Work required:
Which of the lines below hold the word "vídeo"? Pull each of them out.

*** Data for review

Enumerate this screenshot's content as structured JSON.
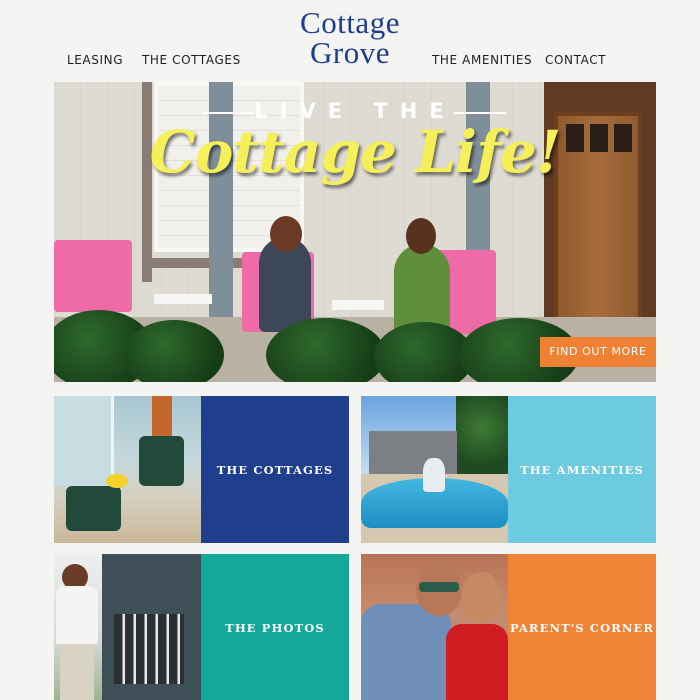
{
  "brand": {
    "logo_line1": "Cottage",
    "logo_line2": "Grove",
    "color": "#1f3e8e"
  },
  "nav": {
    "items": [
      {
        "label": "LEASING"
      },
      {
        "label": "THE COTTAGES"
      },
      {
        "label": "THE AMENITIES"
      },
      {
        "label": "CONTACT"
      }
    ]
  },
  "hero": {
    "kicker": "LIVE THE",
    "tagline": "Cottage Life!",
    "cta_label": "FIND OUT MORE",
    "cta_color": "#ee8133"
  },
  "tiles": [
    {
      "label": "THE COTTAGES",
      "color": "#1f3e8e"
    },
    {
      "label": "THE AMENITIES",
      "color": "#6ccbe0"
    },
    {
      "label": "THE PHOTOS",
      "color": "#14a89a"
    },
    {
      "label": "PARENT'S CORNER",
      "color": "#ef8336"
    }
  ]
}
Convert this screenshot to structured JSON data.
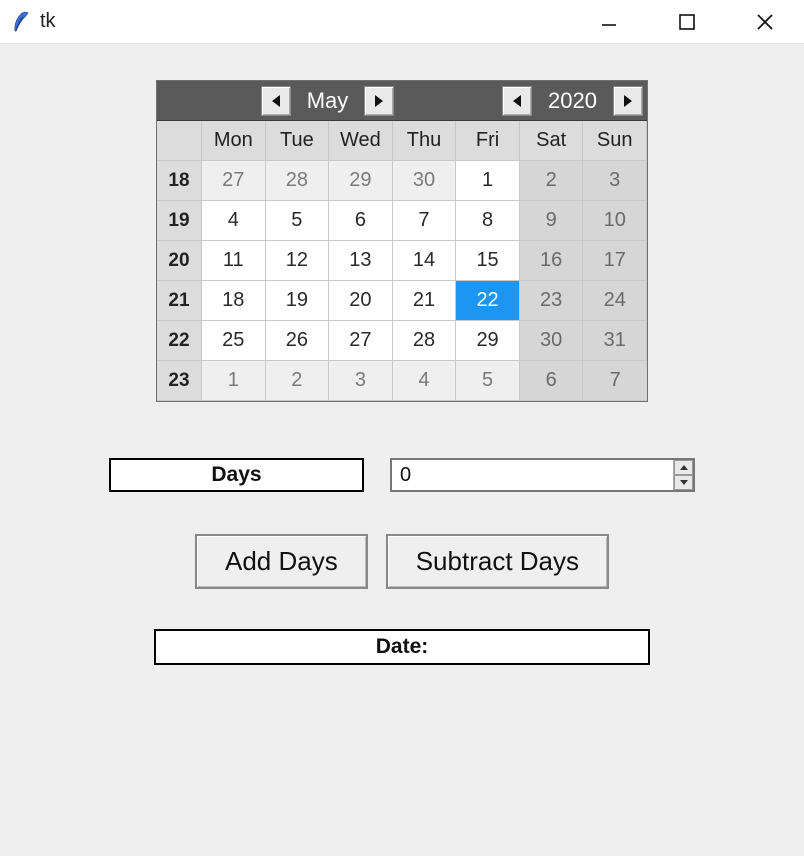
{
  "window": {
    "title": "tk"
  },
  "calendar": {
    "month_label": "May",
    "year_label": "2020",
    "day_headers": [
      "Mon",
      "Tue",
      "Wed",
      "Thu",
      "Fri",
      "Sat",
      "Sun"
    ],
    "weeks": [
      {
        "wk": "18",
        "days": [
          {
            "d": "27",
            "kind": "out"
          },
          {
            "d": "28",
            "kind": "out"
          },
          {
            "d": "29",
            "kind": "out"
          },
          {
            "d": "30",
            "kind": "out"
          },
          {
            "d": "1",
            "kind": "in"
          },
          {
            "d": "2",
            "kind": "wkend"
          },
          {
            "d": "3",
            "kind": "wkend"
          }
        ]
      },
      {
        "wk": "19",
        "days": [
          {
            "d": "4",
            "kind": "in"
          },
          {
            "d": "5",
            "kind": "in"
          },
          {
            "d": "6",
            "kind": "in"
          },
          {
            "d": "7",
            "kind": "in"
          },
          {
            "d": "8",
            "kind": "in"
          },
          {
            "d": "9",
            "kind": "wkend"
          },
          {
            "d": "10",
            "kind": "wkend"
          }
        ]
      },
      {
        "wk": "20",
        "days": [
          {
            "d": "11",
            "kind": "in"
          },
          {
            "d": "12",
            "kind": "in"
          },
          {
            "d": "13",
            "kind": "in"
          },
          {
            "d": "14",
            "kind": "in"
          },
          {
            "d": "15",
            "kind": "in"
          },
          {
            "d": "16",
            "kind": "wkend"
          },
          {
            "d": "17",
            "kind": "wkend"
          }
        ]
      },
      {
        "wk": "21",
        "days": [
          {
            "d": "18",
            "kind": "in"
          },
          {
            "d": "19",
            "kind": "in"
          },
          {
            "d": "20",
            "kind": "in"
          },
          {
            "d": "21",
            "kind": "in"
          },
          {
            "d": "22",
            "kind": "sel"
          },
          {
            "d": "23",
            "kind": "wkend"
          },
          {
            "d": "24",
            "kind": "wkend"
          }
        ]
      },
      {
        "wk": "22",
        "days": [
          {
            "d": "25",
            "kind": "in"
          },
          {
            "d": "26",
            "kind": "in"
          },
          {
            "d": "27",
            "kind": "in"
          },
          {
            "d": "28",
            "kind": "in"
          },
          {
            "d": "29",
            "kind": "in"
          },
          {
            "d": "30",
            "kind": "wkend"
          },
          {
            "d": "31",
            "kind": "wkend"
          }
        ]
      },
      {
        "wk": "23",
        "days": [
          {
            "d": "1",
            "kind": "out"
          },
          {
            "d": "2",
            "kind": "out"
          },
          {
            "d": "3",
            "kind": "out"
          },
          {
            "d": "4",
            "kind": "out"
          },
          {
            "d": "5",
            "kind": "out"
          },
          {
            "d": "6",
            "kind": "wkend"
          },
          {
            "d": "7",
            "kind": "wkend"
          }
        ]
      }
    ]
  },
  "days_box": {
    "label": "Days"
  },
  "spin": {
    "value": "0"
  },
  "buttons": {
    "add": "Add Days",
    "subtract": "Subtract Days"
  },
  "date_output": {
    "label": "Date:"
  }
}
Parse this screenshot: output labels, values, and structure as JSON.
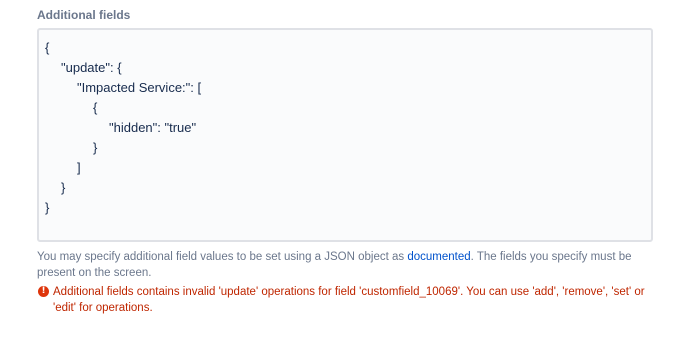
{
  "field": {
    "label": "Additional fields"
  },
  "json_editor": {
    "lines": [
      {
        "text": "{",
        "indent": 0
      },
      {
        "text": "\"update\": {",
        "indent": 1
      },
      {
        "text": "\"Impacted Service:\": [",
        "indent": 2
      },
      {
        "text": "{",
        "indent": 3
      },
      {
        "text": "\"hidden\": \"true\"",
        "indent": 4
      },
      {
        "text": "}",
        "indent": 3
      },
      {
        "text": "]",
        "indent": 2
      },
      {
        "text": "}",
        "indent": 1
      },
      {
        "text": "}",
        "indent": 0
      }
    ]
  },
  "help": {
    "prefix": "You may specify additional field values to be set using a JSON object as ",
    "link_text": "documented",
    "suffix": ". The fields you specify must be present on the screen."
  },
  "error": {
    "icon": "error-icon",
    "message": "Additional fields contains invalid 'update' operations for field 'customfield_10069'. You can use 'add', 'remove', 'set' or 'edit' for operations.",
    "color": "#de350b"
  },
  "colors": {
    "label": "#6b778c",
    "link": "#0052cc",
    "error_text": "#bf2600",
    "editor_border": "#dfe1e6",
    "editor_bg": "#fafbfc"
  }
}
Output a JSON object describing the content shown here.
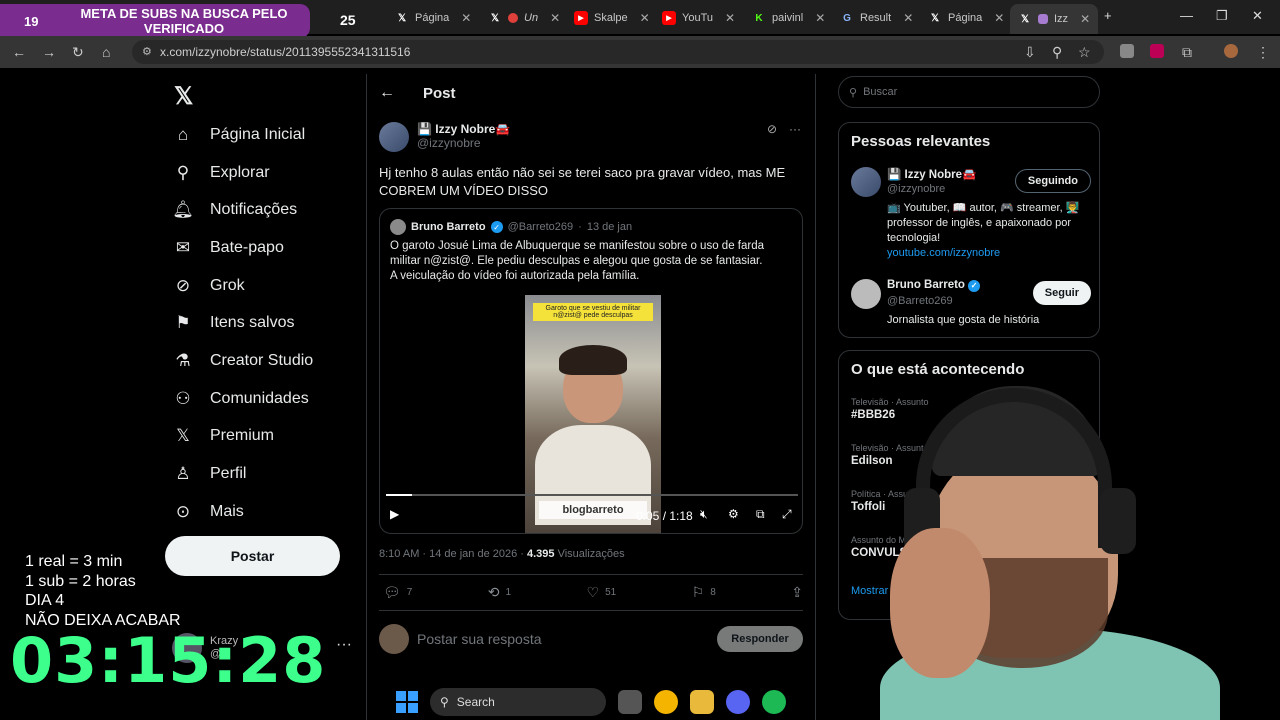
{
  "stream_overlay": {
    "goal_number": "19",
    "goal_text": "META DE SUBS NA BUSCA PELO VERIFICADO",
    "count": "25",
    "lines": [
      "1 real = 3 min",
      "1 sub = 2 horas",
      "DIA 4",
      "NÃO DEIXA ACABAR"
    ],
    "timer": "03:15:28"
  },
  "browser": {
    "tabs": [
      {
        "label": "Página",
        "icon": "x-icon"
      },
      {
        "label": "Un",
        "icon": "reddit-icon"
      },
      {
        "label": "Skalpe",
        "icon": "youtube-icon"
      },
      {
        "label": "YouTu",
        "icon": "youtube-icon"
      },
      {
        "label": "paivinl",
        "icon": "kick-icon"
      },
      {
        "label": "Result",
        "icon": "google-icon"
      },
      {
        "label": "Página",
        "icon": "x-icon"
      },
      {
        "label": "Izz",
        "icon": "x-icon"
      }
    ],
    "url": "x.com/izzynobre/status/2011395552341311516"
  },
  "nav": {
    "items": [
      {
        "label": "Página Inicial",
        "icon": "home-icon"
      },
      {
        "label": "Explorar",
        "icon": "search-icon"
      },
      {
        "label": "Notificações",
        "icon": "bell-icon"
      },
      {
        "label": "Bate-papo",
        "icon": "mail-icon"
      },
      {
        "label": "Grok",
        "icon": "grok-icon"
      },
      {
        "label": "Itens salvos",
        "icon": "bookmark-icon"
      },
      {
        "label": "Creator Studio",
        "icon": "flask-icon"
      },
      {
        "label": "Comunidades",
        "icon": "people-icon"
      },
      {
        "label": "Premium",
        "icon": "x-icon"
      },
      {
        "label": "Perfil",
        "icon": "person-icon"
      },
      {
        "label": "Mais",
        "icon": "more-icon"
      }
    ],
    "post_button": "Postar",
    "account": {
      "name": "Krazy",
      "handle": "@..."
    }
  },
  "post": {
    "header": "Post",
    "author_name": "💾 Izzy Nobre🚘",
    "author_handle": "@izzynobre",
    "text": "Hj tenho 8 aulas então não sei se terei saco pra gravar vídeo, mas ME COBREM UM VÍDEO DISSO",
    "quote": {
      "name": "Bruno Barreto",
      "handle": "@Barreto269",
      "date": "13 de jan",
      "text": "O garoto Josué Lima de Albuquerque se manifestou sobre o uso de farda militar n@zist@. Ele pediu desculpas e alegou que gosta de se fantasiar.\nA veiculação do vídeo foi autorizada pela família.",
      "video_caption": "Garoto que se vestiu de militar n@zist@ pede desculpas",
      "video_watermark": "blogbarreto",
      "video_time": "0:05 / 1:18",
      "progress": 0.064
    },
    "timestamp": "8:10 AM · 14 de jan de 2026 · ",
    "views_count": "4.395",
    "views_label": " Visualizações",
    "stats": {
      "replies": "7",
      "reposts": "1",
      "likes": "51",
      "bookmarks": "8"
    },
    "reply_placeholder": "Postar sua resposta",
    "reply_button": "Responder"
  },
  "sidebar": {
    "search_placeholder": "Buscar",
    "relevant_title": "Pessoas relevantes",
    "people": [
      {
        "name": "💾 Izzy Nobre🚘",
        "handle": "@izzynobre",
        "bio": "📺 Youtuber, 📖 autor, 🎮 streamer, 👨‍🏫 professor de inglês, e apaixonado por tecnologia!",
        "link": "youtube.com/izzynobre",
        "button": "Seguindo"
      },
      {
        "name": "Bruno Barreto",
        "handle": "@Barreto269",
        "bio": "Jornalista que gosta de história",
        "button": "Seguir"
      }
    ],
    "trends_title": "O que está acontecendo",
    "trends": [
      {
        "category": "Televisão · Assunto",
        "name": "#BBB26"
      },
      {
        "category": "Televisão · Assunto",
        "name": "Edilson"
      },
      {
        "category": "Política · Assunt",
        "name": "Toffoli"
      },
      {
        "category": "Assunto do Mo",
        "name": "CONVULSÃ"
      }
    ],
    "show_more": "Mostrar m"
  },
  "taskbar": {
    "search": "Search"
  },
  "colors": {
    "accent": "#1d9bf0",
    "timer": "#3cff8c",
    "banner": "#7a2c8f"
  }
}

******

Solution for this task:
    "text": "Hj tenho 8 aulas então não sei se terei saco pra gravar vídeo, mas ME COBREM UM VÍDEO DISSO",
      "text": "O garoto Josué Lima de Albuquerque se manifestou sobre o uso de farda militar n@zist@. Ele pediu desculpas e alegou que gosta de se fantasiar.\nA veiculação do vídeo foi autorizada pela família.",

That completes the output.